● **Source material**

[Start of section]

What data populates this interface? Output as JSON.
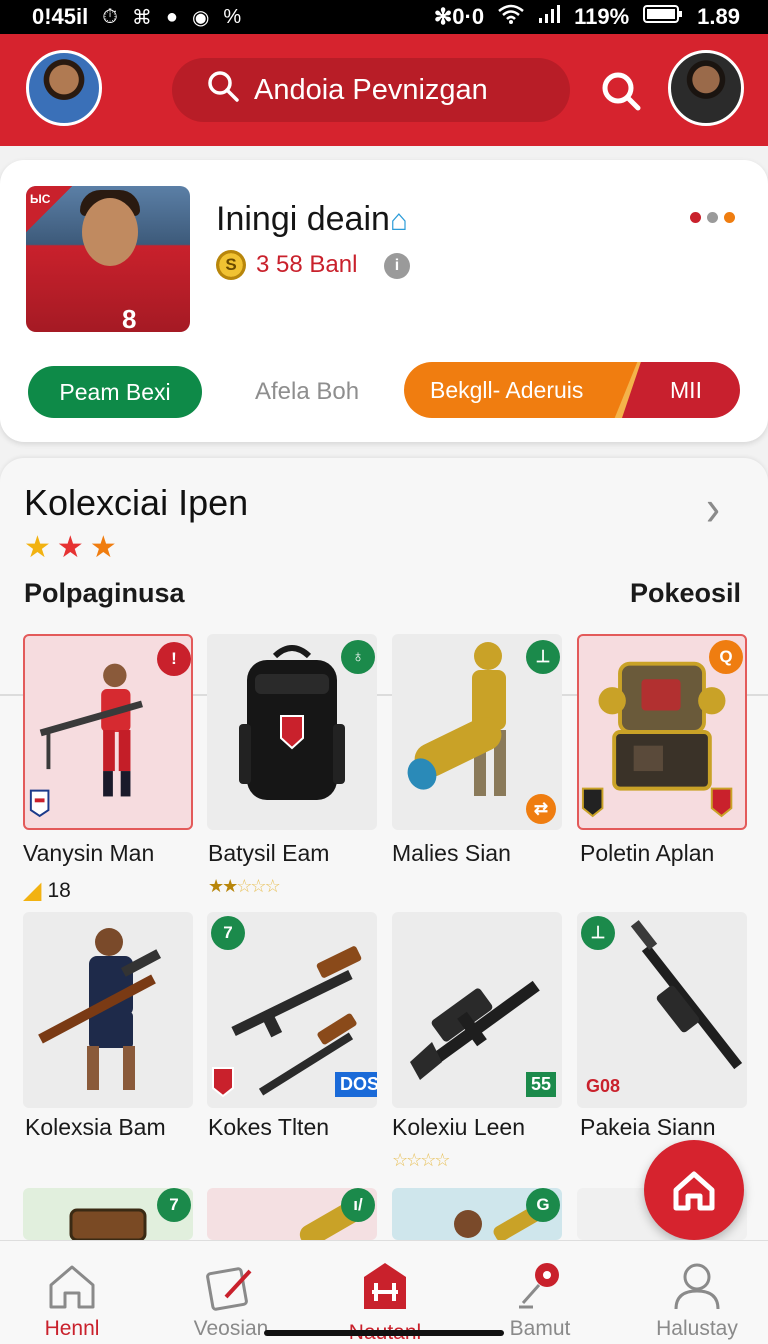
{
  "status_bar": {
    "time": "0!45il",
    "left_icons": [
      "timer-icon",
      "nfc-icon",
      "circle-icon",
      "compass-icon"
    ],
    "left_extra": "%",
    "right_text": "✻0·0",
    "battery_percent": "119%",
    "right_time": "1.89"
  },
  "header": {
    "search_text": "Andoia Pevnizgan",
    "brand_color": "#d6232e"
  },
  "profile": {
    "name": "Iningi deain",
    "coins_text": "3 58 Banl",
    "coin_symbol": "S",
    "photo_corner_text": "ЫС",
    "photo_number": "8",
    "green_button": "Peam Bexi",
    "grey_link": "Afela Boh",
    "orange_button": "Bekgll- Aderuis",
    "red_button": "MII",
    "dot_colors": [
      "#c9212c",
      "#9a9a9a",
      "#ef7d10"
    ]
  },
  "collection": {
    "title": "Kolexciai Ipen",
    "stars": [
      "#f2b211",
      "#e63232",
      "#f07d10"
    ],
    "sub_left": "Polpaginusa",
    "sub_right": "Pokeosil",
    "items": [
      {
        "name": "Vanysin Man",
        "extra": "18",
        "badge": "!",
        "badge_color": "red",
        "art": "soldier-figure"
      },
      {
        "name": "Batysil Eam",
        "stars_filled": 1.5,
        "badge": "♁",
        "badge_color": "green",
        "art": "backpack"
      },
      {
        "name": "Malies Sian",
        "badge": "⊥",
        "badge_color": "green",
        "art": "armored-trooper"
      },
      {
        "name": "Poletin Aplan",
        "badge": "Q",
        "badge_color": "orange",
        "art": "gold-robot"
      },
      {
        "name": "Kolexsia Bam",
        "badge": "♁",
        "badge_color": "green",
        "art": "gunner-figure"
      },
      {
        "name": "Kokes Tlten",
        "badge": "7",
        "badge_color": "green",
        "tag": "DOS",
        "art": "rifles"
      },
      {
        "name": "Kolexiu Leen",
        "stars_filled": 0,
        "tag": "55",
        "art": "assault-rifle"
      },
      {
        "name": "Pakeia Siann",
        "badge": "⊥",
        "badge_color": "green",
        "tag": "G08",
        "art": "sniper-rifle"
      },
      {
        "badge": "7",
        "badge_color": "green",
        "art": "treasure-chest"
      },
      {
        "badge": "ı/",
        "badge_color": "green",
        "art": "gold-cannon"
      },
      {
        "badge": "G",
        "badge_color": "green",
        "art": "player-with-launcher"
      },
      {
        "art": "blank"
      }
    ]
  },
  "bottom_nav": {
    "items": [
      {
        "label": "Hennl",
        "icon": "home-icon",
        "active": true
      },
      {
        "label": "Veosian",
        "icon": "edit-icon",
        "active": false
      },
      {
        "label": "Nautanl",
        "icon": "shop-icon",
        "active": true
      },
      {
        "label": "Bamut",
        "icon": "pin-icon",
        "active": false
      },
      {
        "label": "Halustay",
        "icon": "profile-icon",
        "active": false
      }
    ]
  }
}
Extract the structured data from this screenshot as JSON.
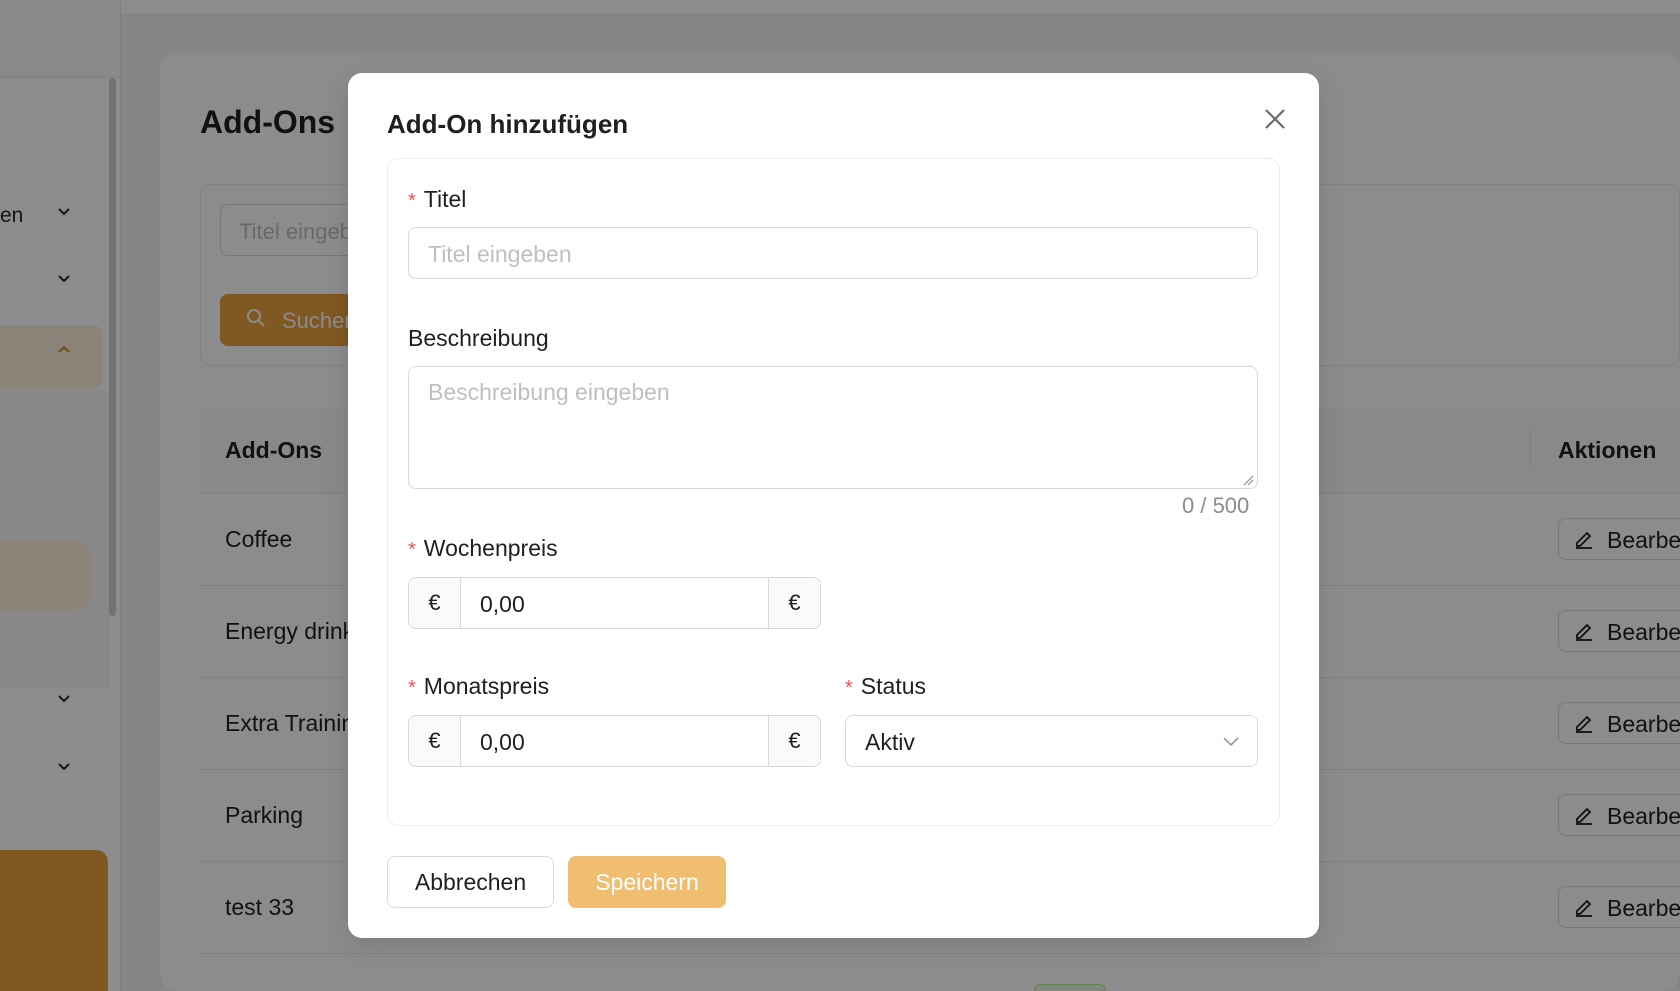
{
  "background": {
    "page_title": "Add-Ons",
    "sidebar": {
      "items": [
        {
          "label": "en",
          "chevron": "chevron-down"
        },
        {
          "label": "",
          "chevron": "chevron-down"
        },
        {
          "label": "",
          "chevron": "chevron-up"
        },
        {
          "label": "",
          "chevron": "chevron-down"
        },
        {
          "label": "",
          "chevron": "chevron-down"
        }
      ]
    },
    "filter": {
      "search_placeholder": "Titel eingeben",
      "search_button": "Suchen"
    },
    "table": {
      "columns": [
        "Add-Ons",
        "Aktionen"
      ],
      "rows": [
        "Coffee",
        "Energy drink",
        "Extra Training",
        "Parking",
        "test 33"
      ],
      "edit_label": "Bearbeiten"
    }
  },
  "modal": {
    "title": "Add-On hinzufügen",
    "close_icon": "close-icon",
    "required_mark": "*",
    "fields": {
      "title": {
        "label": "Titel",
        "placeholder": "Titel eingeben",
        "value": ""
      },
      "description": {
        "label": "Beschreibung",
        "placeholder": "Beschreibung eingeben",
        "value": "",
        "counter": "0 / 500"
      },
      "weekly_price": {
        "label": "Wochenpreis",
        "prefix": "€",
        "value": "0,00",
        "suffix": "€"
      },
      "monthly_price": {
        "label": "Monatspreis",
        "prefix": "€",
        "value": "0,00",
        "suffix": "€"
      },
      "status": {
        "label": "Status",
        "value": "Aktiv"
      }
    },
    "buttons": {
      "cancel": "Abbrechen",
      "save": "Speichern"
    }
  },
  "colors": {
    "accent": "#e8a03e",
    "save_button": "#f0be70",
    "required": "#ff4d4f",
    "overlay": "rgba(0,0,0,0.45)"
  }
}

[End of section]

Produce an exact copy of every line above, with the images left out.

What data populates this interface? Output as JSON.
{
  "status_bar": {
    "time": "0!45il",
    "left_icons": [
      "timer-icon",
      "nfc-icon",
      "circle-icon",
      "compass-icon"
    ],
    "left_extra": "%",
    "right_text": "✻0·0",
    "battery_percent": "119%",
    "right_time": "1.89"
  },
  "header": {
    "search_text": "Andoia Pevnizgan",
    "brand_color": "#d6232e"
  },
  "profile": {
    "name": "Iningi deain",
    "coins_text": "3 58 Banl",
    "coin_symbol": "S",
    "photo_corner_text": "ЫС",
    "photo_number": "8",
    "green_button": "Peam Bexi",
    "grey_link": "Afela Boh",
    "orange_button": "Bekgll- Aderuis",
    "red_button": "MII",
    "dot_colors": [
      "#c9212c",
      "#9a9a9a",
      "#ef7d10"
    ]
  },
  "collection": {
    "title": "Kolexciai Ipen",
    "stars": [
      "#f2b211",
      "#e63232",
      "#f07d10"
    ],
    "sub_left": "Polpaginusa",
    "sub_right": "Pokeosil",
    "items": [
      {
        "name": "Vanysin Man",
        "extra": "18",
        "badge": "!",
        "badge_color": "red",
        "art": "soldier-figure"
      },
      {
        "name": "Batysil Eam",
        "stars_filled": 1.5,
        "badge": "♁",
        "badge_color": "green",
        "art": "backpack"
      },
      {
        "name": "Malies Sian",
        "badge": "⊥",
        "badge_color": "green",
        "art": "armored-trooper"
      },
      {
        "name": "Poletin Aplan",
        "badge": "Q",
        "badge_color": "orange",
        "art": "gold-robot"
      },
      {
        "name": "Kolexsia Bam",
        "badge": "♁",
        "badge_color": "green",
        "art": "gunner-figure"
      },
      {
        "name": "Kokes Tlten",
        "badge": "7",
        "badge_color": "green",
        "tag": "DOS",
        "art": "rifles"
      },
      {
        "name": "Kolexiu Leen",
        "stars_filled": 0,
        "tag": "55",
        "art": "assault-rifle"
      },
      {
        "name": "Pakeia Siann",
        "badge": "⊥",
        "badge_color": "green",
        "tag": "G08",
        "art": "sniper-rifle"
      },
      {
        "badge": "7",
        "badge_color": "green",
        "art": "treasure-chest"
      },
      {
        "badge": "ı/",
        "badge_color": "green",
        "art": "gold-cannon"
      },
      {
        "badge": "G",
        "badge_color": "green",
        "art": "player-with-launcher"
      },
      {
        "art": "blank"
      }
    ]
  },
  "bottom_nav": {
    "items": [
      {
        "label": "Hennl",
        "icon": "home-icon",
        "active": true
      },
      {
        "label": "Veosian",
        "icon": "edit-icon",
        "active": false
      },
      {
        "label": "Nautanl",
        "icon": "shop-icon",
        "active": true
      },
      {
        "label": "Bamut",
        "icon": "pin-icon",
        "active": false
      },
      {
        "label": "Halustay",
        "icon": "profile-icon",
        "active": false
      }
    ]
  }
}
Extract the structured data from this screenshot as JSON.
{
  "background": {
    "page_title": "Add-Ons",
    "sidebar": {
      "items": [
        {
          "label": "en",
          "chevron": "chevron-down"
        },
        {
          "label": "",
          "chevron": "chevron-down"
        },
        {
          "label": "",
          "chevron": "chevron-up"
        },
        {
          "label": "",
          "chevron": "chevron-down"
        },
        {
          "label": "",
          "chevron": "chevron-down"
        }
      ]
    },
    "filter": {
      "search_placeholder": "Titel eingeben",
      "search_button": "Suchen"
    },
    "table": {
      "columns": [
        "Add-Ons",
        "Aktionen"
      ],
      "rows": [
        "Coffee",
        "Energy drink",
        "Extra Training",
        "Parking",
        "test 33"
      ],
      "edit_label": "Bearbeiten"
    }
  },
  "modal": {
    "title": "Add-On hinzufügen",
    "close_icon": "close-icon",
    "required_mark": "*",
    "fields": {
      "title": {
        "label": "Titel",
        "placeholder": "Titel eingeben",
        "value": ""
      },
      "description": {
        "label": "Beschreibung",
        "placeholder": "Beschreibung eingeben",
        "value": "",
        "counter": "0 / 500"
      },
      "weekly_price": {
        "label": "Wochenpreis",
        "prefix": "€",
        "value": "0,00",
        "suffix": "€"
      },
      "monthly_price": {
        "label": "Monatspreis",
        "prefix": "€",
        "value": "0,00",
        "suffix": "€"
      },
      "status": {
        "label": "Status",
        "value": "Aktiv"
      }
    },
    "buttons": {
      "cancel": "Abbrechen",
      "save": "Speichern"
    }
  },
  "colors": {
    "accent": "#e8a03e",
    "save_button": "#f0be70",
    "required": "#ff4d4f",
    "overlay": "rgba(0,0,0,0.45)"
  }
}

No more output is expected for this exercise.